You don’t just walk up to the biggest weight you’ve ever seen in your life and try to pick it up. Your body must be prepared for the stress. Mostly, this will come down to the body being warm, and muscles forewarned a little. Preparation on the day is also intrinsically tied to your body’s flexibility; are you actually even supple enough to perform the lift you want to?
Muscles can stretch and contract according to how they’re used. If your exercises do not provide a full range of motion i.e. extending and contracting to the full, then you run the risk of contracting (shortening) your muscles. A good example of not contracting enough during a lift is when the barbell does not touch the chest when benchpressing. An example of not extending enough is if you do not fully straighten the arm when performing bicep curls. Left unchecked, over time you will find your flexibility disappears and every day tasks such as touching your toes, getting up from the floor, or stretching for an item on a high shelf, become an ordeal.
The way to increase flexibility is by stretching, but there are many ways to stretch your body and some of them are dangerous so tread carefully. If you lift with a full range of motion, and warmup properly with a short one or two sets (2-5 reps) of light (50% of your first training set), you do not need to stretch at all. That’s correct, no stretching is required neither prior to working out or after it.
This is true of lifters who are flexible enough to perform the exercises they need to already. Many people may find they are not flexible enough to complete, say, a squat with good form. If this sounds like you, here are some key pieces of advice:
- learn the difference between dynamic stretches and static stretches. Dynamic stretches are flowing movements e.g. rotating your arms in a circle; bringing your knee up to touch the opposite elbow. Static stretches hold a muscle at its limit and slowly, gently push against the tension e.g. standing on the edge of a step, lower the heel toward the step below and you feel the tension in the calf muscle.
- dynamic stretches are for warming up the range of motion. You can use these before beginning exercise to let the body prepare for similar movements under stress. Forewarn your body by mimicking the movement of your lift without any weight.

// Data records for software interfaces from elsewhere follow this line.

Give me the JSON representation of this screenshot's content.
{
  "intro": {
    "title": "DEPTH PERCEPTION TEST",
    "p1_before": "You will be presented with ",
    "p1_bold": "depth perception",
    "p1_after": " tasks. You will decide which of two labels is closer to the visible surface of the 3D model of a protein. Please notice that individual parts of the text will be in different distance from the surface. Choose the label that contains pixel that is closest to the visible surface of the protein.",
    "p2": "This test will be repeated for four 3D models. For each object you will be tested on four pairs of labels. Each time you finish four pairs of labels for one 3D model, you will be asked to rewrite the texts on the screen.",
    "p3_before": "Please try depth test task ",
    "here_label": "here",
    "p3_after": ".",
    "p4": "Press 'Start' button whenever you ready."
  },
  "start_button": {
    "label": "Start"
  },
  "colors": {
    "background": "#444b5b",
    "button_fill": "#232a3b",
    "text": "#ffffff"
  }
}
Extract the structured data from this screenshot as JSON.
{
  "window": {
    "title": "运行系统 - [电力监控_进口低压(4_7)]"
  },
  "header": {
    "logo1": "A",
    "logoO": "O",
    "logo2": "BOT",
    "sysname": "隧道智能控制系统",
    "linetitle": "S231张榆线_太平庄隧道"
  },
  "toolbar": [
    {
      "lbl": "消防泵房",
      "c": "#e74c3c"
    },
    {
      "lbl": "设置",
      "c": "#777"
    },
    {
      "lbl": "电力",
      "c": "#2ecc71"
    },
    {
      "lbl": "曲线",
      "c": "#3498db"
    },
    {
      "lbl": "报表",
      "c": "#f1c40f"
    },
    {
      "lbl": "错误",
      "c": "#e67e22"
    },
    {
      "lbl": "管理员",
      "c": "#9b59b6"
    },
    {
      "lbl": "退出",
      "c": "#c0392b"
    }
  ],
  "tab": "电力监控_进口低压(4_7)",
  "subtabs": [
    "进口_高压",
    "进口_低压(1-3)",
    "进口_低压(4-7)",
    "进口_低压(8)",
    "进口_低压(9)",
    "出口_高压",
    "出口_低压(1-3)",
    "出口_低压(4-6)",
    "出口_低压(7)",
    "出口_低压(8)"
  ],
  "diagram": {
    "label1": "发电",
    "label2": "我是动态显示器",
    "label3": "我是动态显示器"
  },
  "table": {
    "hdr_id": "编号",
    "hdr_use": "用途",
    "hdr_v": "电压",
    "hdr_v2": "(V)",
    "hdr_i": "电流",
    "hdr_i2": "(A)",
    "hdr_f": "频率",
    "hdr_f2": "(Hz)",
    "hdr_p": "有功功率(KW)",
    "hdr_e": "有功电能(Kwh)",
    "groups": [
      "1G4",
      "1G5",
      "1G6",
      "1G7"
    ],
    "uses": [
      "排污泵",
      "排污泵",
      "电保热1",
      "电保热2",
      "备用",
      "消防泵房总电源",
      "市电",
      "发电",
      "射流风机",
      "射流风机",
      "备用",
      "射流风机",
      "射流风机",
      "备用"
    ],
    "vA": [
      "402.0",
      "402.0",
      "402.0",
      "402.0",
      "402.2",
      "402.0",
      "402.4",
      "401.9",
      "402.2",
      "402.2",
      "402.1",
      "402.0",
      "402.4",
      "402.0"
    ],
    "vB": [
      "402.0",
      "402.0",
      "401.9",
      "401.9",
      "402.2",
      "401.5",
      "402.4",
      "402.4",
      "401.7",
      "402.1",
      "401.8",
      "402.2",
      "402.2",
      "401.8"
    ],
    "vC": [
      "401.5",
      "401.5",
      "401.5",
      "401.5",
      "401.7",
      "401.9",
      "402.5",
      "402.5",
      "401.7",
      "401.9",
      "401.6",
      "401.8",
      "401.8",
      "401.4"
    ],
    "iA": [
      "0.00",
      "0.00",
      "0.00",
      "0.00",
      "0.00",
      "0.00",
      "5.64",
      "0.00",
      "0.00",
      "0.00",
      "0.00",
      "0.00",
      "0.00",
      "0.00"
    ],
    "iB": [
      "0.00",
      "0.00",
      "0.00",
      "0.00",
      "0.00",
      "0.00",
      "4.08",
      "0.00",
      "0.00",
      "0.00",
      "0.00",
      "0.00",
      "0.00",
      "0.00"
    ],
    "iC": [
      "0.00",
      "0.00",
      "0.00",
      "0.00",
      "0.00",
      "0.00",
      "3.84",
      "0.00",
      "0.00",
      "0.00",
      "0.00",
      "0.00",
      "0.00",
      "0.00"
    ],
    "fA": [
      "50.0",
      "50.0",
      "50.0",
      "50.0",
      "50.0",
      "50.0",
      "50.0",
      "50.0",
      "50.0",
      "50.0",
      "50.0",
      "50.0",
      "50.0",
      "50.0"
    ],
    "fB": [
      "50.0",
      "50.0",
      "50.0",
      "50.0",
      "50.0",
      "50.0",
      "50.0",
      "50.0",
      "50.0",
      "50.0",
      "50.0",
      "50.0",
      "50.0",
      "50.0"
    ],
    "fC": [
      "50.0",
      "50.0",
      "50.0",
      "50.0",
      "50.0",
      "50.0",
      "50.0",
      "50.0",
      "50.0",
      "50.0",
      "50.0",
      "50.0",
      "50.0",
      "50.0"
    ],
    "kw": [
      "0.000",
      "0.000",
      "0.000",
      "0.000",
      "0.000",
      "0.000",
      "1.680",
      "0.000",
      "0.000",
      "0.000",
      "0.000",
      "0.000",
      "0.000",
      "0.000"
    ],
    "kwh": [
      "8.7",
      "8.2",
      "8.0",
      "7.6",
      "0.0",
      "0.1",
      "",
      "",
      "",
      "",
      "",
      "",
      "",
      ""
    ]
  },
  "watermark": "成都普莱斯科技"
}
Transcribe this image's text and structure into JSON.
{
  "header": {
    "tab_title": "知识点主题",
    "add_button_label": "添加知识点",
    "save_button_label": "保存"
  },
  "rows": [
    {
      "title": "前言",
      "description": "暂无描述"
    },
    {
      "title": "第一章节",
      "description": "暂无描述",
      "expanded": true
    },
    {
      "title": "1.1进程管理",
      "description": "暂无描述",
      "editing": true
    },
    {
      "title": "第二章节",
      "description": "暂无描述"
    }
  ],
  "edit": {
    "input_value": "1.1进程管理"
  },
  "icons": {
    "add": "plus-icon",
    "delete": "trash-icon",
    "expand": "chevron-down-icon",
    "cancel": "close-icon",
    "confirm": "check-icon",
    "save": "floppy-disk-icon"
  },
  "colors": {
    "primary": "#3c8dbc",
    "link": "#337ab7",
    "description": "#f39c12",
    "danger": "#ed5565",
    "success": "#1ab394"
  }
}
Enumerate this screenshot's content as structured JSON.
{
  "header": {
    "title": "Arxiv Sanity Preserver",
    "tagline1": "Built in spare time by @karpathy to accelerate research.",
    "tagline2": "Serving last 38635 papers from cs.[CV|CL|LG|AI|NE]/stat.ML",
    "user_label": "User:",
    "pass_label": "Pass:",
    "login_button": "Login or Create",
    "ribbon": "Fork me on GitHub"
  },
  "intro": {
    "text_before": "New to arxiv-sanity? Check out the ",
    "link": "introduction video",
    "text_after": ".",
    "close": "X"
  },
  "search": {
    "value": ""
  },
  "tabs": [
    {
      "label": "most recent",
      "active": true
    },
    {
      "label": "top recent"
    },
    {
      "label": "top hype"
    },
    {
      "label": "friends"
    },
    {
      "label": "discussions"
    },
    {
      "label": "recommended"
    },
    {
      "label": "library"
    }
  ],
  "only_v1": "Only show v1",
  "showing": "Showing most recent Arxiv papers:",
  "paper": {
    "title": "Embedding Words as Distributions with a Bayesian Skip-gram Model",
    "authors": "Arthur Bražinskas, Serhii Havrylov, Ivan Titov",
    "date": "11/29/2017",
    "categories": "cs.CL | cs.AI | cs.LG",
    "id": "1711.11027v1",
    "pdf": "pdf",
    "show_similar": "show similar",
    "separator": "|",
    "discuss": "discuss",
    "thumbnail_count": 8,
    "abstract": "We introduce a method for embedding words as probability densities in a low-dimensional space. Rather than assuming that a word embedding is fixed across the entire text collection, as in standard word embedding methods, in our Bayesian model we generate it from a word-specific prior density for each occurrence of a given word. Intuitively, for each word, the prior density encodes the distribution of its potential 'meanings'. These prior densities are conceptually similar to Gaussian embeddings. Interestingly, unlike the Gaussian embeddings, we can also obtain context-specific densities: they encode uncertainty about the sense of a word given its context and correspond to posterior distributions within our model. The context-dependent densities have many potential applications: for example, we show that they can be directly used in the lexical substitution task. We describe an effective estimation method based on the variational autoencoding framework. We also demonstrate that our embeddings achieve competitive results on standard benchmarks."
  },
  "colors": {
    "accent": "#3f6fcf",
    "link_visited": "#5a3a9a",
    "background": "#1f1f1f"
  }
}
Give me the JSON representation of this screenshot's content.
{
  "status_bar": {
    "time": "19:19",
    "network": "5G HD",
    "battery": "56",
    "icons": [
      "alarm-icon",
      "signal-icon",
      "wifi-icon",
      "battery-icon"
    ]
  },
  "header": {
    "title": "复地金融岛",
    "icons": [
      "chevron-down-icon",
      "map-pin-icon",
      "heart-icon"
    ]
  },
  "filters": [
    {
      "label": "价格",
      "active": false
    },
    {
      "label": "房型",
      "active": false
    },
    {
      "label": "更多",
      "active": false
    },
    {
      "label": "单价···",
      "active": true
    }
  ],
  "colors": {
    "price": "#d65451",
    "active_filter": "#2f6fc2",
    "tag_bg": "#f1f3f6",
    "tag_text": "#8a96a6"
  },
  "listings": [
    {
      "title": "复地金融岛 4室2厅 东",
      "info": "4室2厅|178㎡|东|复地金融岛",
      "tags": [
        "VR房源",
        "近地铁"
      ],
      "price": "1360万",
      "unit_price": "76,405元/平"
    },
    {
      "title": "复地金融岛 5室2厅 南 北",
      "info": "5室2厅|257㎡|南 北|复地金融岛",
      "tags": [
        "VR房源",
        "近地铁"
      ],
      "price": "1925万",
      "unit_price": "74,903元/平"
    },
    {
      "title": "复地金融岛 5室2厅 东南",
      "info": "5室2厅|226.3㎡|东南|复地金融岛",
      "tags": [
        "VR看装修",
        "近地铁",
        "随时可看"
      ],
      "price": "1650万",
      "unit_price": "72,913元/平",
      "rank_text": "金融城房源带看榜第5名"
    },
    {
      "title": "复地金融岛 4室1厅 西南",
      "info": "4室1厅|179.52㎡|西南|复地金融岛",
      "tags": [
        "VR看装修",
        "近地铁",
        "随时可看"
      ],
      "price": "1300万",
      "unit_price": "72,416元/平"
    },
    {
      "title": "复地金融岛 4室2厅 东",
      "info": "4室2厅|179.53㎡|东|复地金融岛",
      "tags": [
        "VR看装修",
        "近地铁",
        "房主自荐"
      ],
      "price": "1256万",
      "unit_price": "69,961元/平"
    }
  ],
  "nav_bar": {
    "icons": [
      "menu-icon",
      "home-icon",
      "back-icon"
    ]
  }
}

- static stretches are for lengthening the muscle. They should never be performed on a cold muscle so ensure you’re warmed up before a static stretch. They should be performed separately to exercise, for instance on a rest day, or immediately after exercise, but not before it.
One of the best ways to keep good overall flexibility and range of motion is to perform yoga. There are many different types, some of which are gentle and relaxing, some of which are a workout in their own right. Given the purpose is to help you be flexible enough to perform strength training, I recommend looking at a gentle and relaxing variant, namely, yin yoga.
Your local yoga centre will have guided yoga sessions for beginners, and yin yoga will often be in a room which is heated to help make the body more supple. Unlike other types of yoga like vinyasa or kundalini, yin yoga is slow and will concentrate on holding a pose you relax into over multiple minutes. You may find practicing at home more in front of an instructive video more convenient but I recommend trying a communal session if you haven’t before ― there’s definitely something restorative about devoting an hour to an activity and ability that’s routinely overlooked.
There are a lot of tidbits above so to quickly summarise… If you’re happy with your flexibility, you don’t need to do anything too much before or after lifting: make sure your body is warm and let the body know what you’re about to do with some gentle dynamic stretches and warmup sets. Nothing that raises the heartrate too much. Once you’ve got one core exercise completed e.g. sets of deadlifts, you don’t need to perform warmup sets for your subsequent exercises, the body is ready. If you’re concerned about your flexibility or you want to be more supple, introduce static stretching as part of your warm down once you’ve completed all your sets. And give yin yoga a try if you haven’t before.